Task requirements
Word for word, return every record that follows.

(Records excerpted from a collection)
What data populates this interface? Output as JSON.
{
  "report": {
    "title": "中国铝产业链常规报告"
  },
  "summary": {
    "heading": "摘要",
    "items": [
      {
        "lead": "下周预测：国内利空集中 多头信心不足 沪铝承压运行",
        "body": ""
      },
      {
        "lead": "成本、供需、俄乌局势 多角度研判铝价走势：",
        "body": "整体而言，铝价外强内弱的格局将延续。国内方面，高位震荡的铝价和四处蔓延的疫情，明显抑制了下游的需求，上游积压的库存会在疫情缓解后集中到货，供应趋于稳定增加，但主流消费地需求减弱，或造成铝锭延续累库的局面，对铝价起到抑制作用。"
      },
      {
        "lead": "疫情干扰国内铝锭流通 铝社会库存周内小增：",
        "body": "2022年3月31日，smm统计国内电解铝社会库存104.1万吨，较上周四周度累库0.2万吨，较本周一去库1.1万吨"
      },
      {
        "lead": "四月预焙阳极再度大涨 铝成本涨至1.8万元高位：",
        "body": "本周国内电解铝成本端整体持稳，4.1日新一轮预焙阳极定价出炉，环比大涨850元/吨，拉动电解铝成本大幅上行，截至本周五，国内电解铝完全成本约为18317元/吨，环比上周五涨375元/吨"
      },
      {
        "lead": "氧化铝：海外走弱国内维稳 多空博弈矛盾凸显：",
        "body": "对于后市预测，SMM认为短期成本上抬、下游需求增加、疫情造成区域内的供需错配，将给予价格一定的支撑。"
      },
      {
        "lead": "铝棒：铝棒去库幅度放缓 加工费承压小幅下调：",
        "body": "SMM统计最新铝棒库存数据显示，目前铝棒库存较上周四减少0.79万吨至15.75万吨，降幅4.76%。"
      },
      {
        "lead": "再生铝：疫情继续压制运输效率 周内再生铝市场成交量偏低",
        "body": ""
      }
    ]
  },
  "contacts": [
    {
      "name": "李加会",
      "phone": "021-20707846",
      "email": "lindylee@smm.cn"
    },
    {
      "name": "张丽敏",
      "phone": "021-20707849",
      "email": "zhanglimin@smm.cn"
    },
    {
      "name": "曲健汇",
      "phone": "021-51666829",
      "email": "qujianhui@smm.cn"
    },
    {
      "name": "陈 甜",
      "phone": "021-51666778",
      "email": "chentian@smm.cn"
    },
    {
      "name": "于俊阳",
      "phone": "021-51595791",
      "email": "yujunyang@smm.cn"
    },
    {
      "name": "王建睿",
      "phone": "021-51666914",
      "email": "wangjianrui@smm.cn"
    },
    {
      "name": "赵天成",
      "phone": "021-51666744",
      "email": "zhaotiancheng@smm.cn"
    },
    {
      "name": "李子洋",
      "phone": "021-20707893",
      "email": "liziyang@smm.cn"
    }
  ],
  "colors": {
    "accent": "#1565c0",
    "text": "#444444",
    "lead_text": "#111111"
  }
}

Solution
What data populates this interface? Output as JSON.
{
  "report": {
    "title": "中国铝产业链常规报告"
  },
  "summary": {
    "heading": "摘要",
    "items": [
      {
        "lead": "下周预测：国内利空集中 多头信心不足 沪铝承压运行",
        "body": ""
      },
      {
        "lead": "成本、供需、俄乌局势 多角度研判铝价走势：",
        "body": "整体而言，铝价外强内弱的格局将延续。国内方面，高位震荡的铝价和四处蔓延的疫情，明显抑制了下游的需求，上游积压的库存会在疫情缓解后集中到货，供应趋于稳定增加，但主流消费地需求减弱，或造成铝锭延续累库的局面，对铝价起到抑制作用。"
      },
      {
        "lead": "疫情干扰国内铝锭流通 铝社会库存周内小增：",
        "body": "2022年3月31日，smm统计国内电解铝社会库存104.1万吨，较上周四周度累库0.2万吨，较本周一去库1.1万吨"
      },
      {
        "lead": "四月预焙阳极再度大涨 铝成本涨至1.8万元高位：",
        "body": "本周国内电解铝成本端整体持稳，4.1日新一轮预焙阳极定价出炉，环比大涨850元/吨，拉动电解铝成本大幅上行，截至本周五，国内电解铝完全成本约为18317元/吨，环比上周五涨375元/吨"
      },
      {
        "lead": "氧化铝：海外走弱国内维稳 多空博弈矛盾凸显：",
        "body": "对于后市预测，SMM认为短期成本上抬、下游需求增加、疫情造成区域内的供需错配，将给予价格一定的支撑。"
      },
      {
        "lead": "铝棒：铝棒去库幅度放缓 加工费承压小幅下调：",
        "body": "SMM统计最新铝棒库存数据显示，目前铝棒库存较上周四减少0.79万吨至15.75万吨，降幅4.76%。"
      },
      {
        "lead": "再生铝：疫情继续压制运输效率 周内再生铝市场成交量偏低",
        "body": ""
      }
    ]
  },
  "contacts": [
    {
      "name": "李加会",
      "phone": "021-20707846",
      "email": "lindylee@smm.cn"
    },
    {
      "name": "张丽敏",
      "phone": "021-20707849",
      "email": "zhanglimin@smm.cn"
    },
    {
      "name": "曲健汇",
      "phone": "021-51666829",
      "email": "qujianhui@smm.cn"
    },
    {
      "name": "陈 甜",
      "phone": "021-51666778",
      "email": "chentian@smm.cn"
    },
    {
      "name": "于俊阳",
      "phone": "021-51595791",
      "email": "yujunyang@smm.cn"
    },
    {
      "name": "王建睿",
      "phone": "021-51666914",
      "email": "wangjianrui@smm.cn"
    },
    {
      "name": "赵天成",
      "phone": "021-51666744",
      "email": "zhaotiancheng@smm.cn"
    },
    {
      "name": "李子洋",
      "phone": "021-20707893",
      "email": "liziyang@smm.cn"
    }
  ],
  "colors": {
    "accent": "#1565c0",
    "text": "#444444",
    "lead_text": "#111111"
  }
}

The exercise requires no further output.